§ YOUR ASSIGNMENT
Search term "icon": copy each line of the records that contains it.

§ SOURCE DATA
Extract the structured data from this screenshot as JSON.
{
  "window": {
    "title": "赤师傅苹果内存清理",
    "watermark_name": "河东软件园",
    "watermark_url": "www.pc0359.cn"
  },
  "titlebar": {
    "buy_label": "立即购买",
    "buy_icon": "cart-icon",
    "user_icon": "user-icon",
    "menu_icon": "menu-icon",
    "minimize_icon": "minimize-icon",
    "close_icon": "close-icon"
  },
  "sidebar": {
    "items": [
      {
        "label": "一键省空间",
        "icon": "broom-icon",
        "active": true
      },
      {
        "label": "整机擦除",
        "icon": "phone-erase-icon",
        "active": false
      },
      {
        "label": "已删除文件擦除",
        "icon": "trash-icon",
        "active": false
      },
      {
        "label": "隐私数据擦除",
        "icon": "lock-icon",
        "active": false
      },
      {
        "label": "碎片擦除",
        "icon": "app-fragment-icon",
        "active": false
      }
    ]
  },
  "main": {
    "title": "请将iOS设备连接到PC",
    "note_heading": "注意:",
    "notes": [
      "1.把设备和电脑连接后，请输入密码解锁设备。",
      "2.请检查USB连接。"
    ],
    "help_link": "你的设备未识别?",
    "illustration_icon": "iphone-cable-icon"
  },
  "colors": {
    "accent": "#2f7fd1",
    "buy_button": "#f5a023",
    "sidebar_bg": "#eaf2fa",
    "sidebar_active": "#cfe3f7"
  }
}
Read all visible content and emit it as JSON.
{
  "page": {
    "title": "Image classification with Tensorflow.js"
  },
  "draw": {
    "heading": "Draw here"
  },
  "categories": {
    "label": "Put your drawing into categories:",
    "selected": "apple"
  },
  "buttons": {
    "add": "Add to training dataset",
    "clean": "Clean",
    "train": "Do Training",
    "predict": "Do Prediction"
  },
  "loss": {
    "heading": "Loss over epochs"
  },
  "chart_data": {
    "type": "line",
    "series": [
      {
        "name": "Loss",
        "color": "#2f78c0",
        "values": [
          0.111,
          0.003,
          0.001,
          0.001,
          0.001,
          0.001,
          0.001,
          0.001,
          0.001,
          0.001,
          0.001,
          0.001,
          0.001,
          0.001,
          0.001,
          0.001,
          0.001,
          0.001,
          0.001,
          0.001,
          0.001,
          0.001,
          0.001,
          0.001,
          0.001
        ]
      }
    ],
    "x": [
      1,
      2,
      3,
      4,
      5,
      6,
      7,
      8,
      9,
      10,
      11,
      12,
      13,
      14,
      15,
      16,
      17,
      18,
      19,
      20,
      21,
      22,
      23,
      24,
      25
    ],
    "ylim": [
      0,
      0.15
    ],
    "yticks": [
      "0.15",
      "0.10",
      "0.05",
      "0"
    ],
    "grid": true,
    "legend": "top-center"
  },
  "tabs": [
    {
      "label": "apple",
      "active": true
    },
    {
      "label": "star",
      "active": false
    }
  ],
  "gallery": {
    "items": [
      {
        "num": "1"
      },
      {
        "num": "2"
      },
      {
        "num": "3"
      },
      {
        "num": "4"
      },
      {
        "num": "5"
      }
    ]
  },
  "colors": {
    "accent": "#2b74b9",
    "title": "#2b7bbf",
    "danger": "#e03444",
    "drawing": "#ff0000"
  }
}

§ TASK ANSWER
    "buy_icon": "cart-icon",
    "user_icon": "user-icon",
    "menu_icon": "menu-icon",
    "minimize_icon": "minimize-icon",
    "close_icon": "close-icon"
        "icon": "broom-icon",
        "icon": "phone-erase-icon",
        "icon": "trash-icon",
        "icon": "lock-icon",
        "icon": "app-fragment-icon",
    "illustration_icon": "iphone-cable-icon"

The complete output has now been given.